* Items from a dataset:

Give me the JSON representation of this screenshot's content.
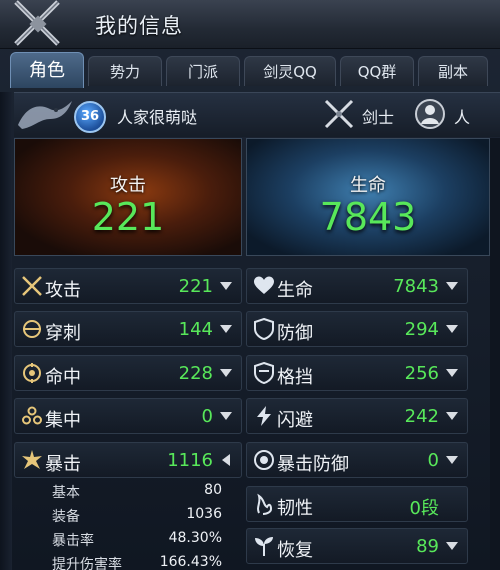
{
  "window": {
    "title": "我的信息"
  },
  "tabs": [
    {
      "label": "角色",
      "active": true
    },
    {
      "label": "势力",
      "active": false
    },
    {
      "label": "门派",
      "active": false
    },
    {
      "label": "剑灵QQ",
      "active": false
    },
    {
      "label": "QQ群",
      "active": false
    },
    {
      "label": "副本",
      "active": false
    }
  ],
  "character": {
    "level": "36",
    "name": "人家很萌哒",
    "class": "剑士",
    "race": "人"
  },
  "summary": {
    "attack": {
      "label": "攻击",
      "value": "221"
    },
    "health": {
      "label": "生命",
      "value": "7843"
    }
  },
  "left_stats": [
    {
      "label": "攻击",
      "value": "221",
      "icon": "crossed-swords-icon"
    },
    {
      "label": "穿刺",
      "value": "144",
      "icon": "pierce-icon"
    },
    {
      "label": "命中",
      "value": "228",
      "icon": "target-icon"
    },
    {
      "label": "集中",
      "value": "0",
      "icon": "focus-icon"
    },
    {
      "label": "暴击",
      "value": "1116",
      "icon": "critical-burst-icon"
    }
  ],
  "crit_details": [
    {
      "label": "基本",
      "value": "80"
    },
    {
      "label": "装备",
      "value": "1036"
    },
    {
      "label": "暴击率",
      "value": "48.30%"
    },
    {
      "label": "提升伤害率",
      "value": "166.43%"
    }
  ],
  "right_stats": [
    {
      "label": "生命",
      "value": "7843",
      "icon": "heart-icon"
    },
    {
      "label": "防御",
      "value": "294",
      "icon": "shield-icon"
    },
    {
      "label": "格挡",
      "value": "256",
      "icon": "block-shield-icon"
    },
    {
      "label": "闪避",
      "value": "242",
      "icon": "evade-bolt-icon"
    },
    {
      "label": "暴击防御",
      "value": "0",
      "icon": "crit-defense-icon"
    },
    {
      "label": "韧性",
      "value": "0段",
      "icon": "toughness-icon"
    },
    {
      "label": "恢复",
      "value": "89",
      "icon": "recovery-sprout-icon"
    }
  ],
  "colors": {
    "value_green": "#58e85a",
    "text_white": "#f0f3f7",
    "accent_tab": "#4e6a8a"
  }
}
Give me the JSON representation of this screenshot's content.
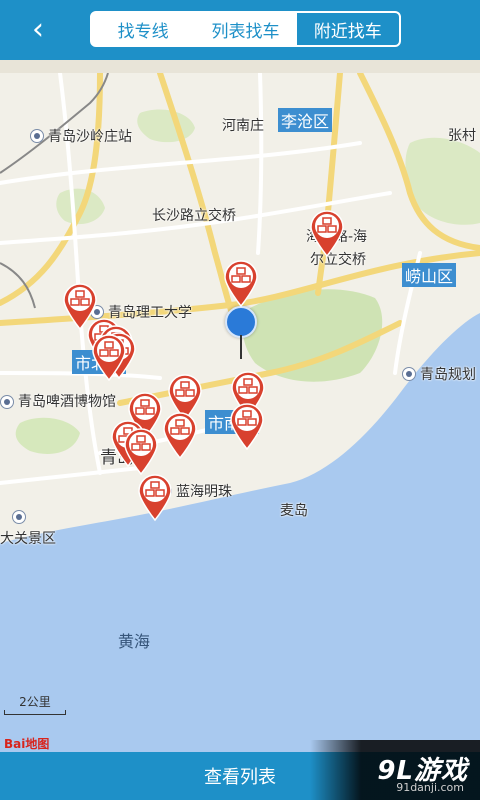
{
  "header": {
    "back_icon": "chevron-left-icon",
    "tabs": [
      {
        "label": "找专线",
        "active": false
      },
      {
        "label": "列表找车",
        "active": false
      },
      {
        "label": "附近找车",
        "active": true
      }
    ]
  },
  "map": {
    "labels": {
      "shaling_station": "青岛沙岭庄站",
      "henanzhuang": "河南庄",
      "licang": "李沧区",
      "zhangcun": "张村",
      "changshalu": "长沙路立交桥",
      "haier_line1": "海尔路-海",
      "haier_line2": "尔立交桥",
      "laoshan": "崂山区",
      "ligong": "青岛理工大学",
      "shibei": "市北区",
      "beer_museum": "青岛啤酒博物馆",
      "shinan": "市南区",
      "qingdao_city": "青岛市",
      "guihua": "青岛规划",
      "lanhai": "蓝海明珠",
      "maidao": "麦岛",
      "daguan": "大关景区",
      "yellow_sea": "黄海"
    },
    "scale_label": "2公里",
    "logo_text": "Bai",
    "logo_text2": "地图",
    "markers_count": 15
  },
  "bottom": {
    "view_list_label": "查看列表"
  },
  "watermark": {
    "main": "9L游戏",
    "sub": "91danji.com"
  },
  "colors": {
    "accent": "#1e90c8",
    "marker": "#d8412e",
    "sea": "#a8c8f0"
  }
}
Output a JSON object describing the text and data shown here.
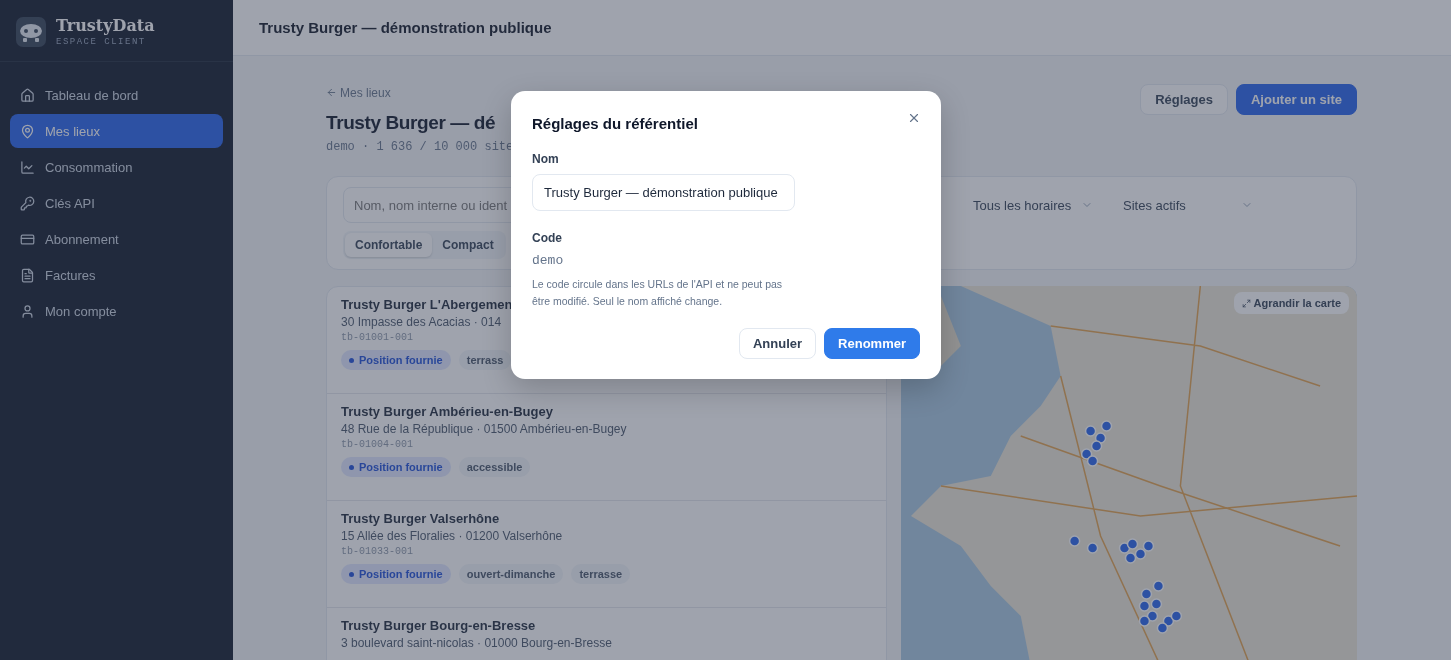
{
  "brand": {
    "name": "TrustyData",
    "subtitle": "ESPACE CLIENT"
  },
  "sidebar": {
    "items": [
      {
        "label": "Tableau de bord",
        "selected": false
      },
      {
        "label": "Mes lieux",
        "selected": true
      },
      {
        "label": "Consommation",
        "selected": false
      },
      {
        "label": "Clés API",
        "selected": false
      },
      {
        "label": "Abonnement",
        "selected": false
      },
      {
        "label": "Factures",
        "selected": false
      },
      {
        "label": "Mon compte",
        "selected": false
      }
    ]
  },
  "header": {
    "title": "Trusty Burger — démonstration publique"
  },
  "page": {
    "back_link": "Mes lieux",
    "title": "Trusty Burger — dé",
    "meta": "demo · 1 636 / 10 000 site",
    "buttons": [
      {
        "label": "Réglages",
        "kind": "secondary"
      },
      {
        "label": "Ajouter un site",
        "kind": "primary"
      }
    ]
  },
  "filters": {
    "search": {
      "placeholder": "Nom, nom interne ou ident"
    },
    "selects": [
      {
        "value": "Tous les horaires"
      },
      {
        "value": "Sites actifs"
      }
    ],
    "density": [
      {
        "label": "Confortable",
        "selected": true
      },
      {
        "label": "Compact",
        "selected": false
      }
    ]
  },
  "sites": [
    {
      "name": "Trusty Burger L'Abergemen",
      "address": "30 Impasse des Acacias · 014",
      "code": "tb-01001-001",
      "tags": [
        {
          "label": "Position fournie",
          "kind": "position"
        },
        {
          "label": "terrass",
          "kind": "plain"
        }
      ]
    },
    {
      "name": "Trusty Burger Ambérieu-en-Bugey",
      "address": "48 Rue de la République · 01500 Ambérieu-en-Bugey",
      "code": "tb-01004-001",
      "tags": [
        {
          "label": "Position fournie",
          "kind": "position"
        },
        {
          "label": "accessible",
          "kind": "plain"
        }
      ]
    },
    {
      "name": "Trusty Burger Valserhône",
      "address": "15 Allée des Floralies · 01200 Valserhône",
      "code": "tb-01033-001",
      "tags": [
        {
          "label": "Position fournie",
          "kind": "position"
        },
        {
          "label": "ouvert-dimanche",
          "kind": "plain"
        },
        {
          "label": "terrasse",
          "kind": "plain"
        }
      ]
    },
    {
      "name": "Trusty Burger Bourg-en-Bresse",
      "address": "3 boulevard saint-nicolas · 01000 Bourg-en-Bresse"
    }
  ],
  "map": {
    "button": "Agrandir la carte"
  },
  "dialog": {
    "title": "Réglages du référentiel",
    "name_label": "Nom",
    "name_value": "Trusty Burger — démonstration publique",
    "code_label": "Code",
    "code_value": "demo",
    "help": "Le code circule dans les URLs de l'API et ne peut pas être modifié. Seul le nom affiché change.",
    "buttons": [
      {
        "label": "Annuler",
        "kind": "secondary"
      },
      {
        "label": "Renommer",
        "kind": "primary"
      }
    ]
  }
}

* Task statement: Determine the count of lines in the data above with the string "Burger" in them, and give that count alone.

* Response for this exercise: 7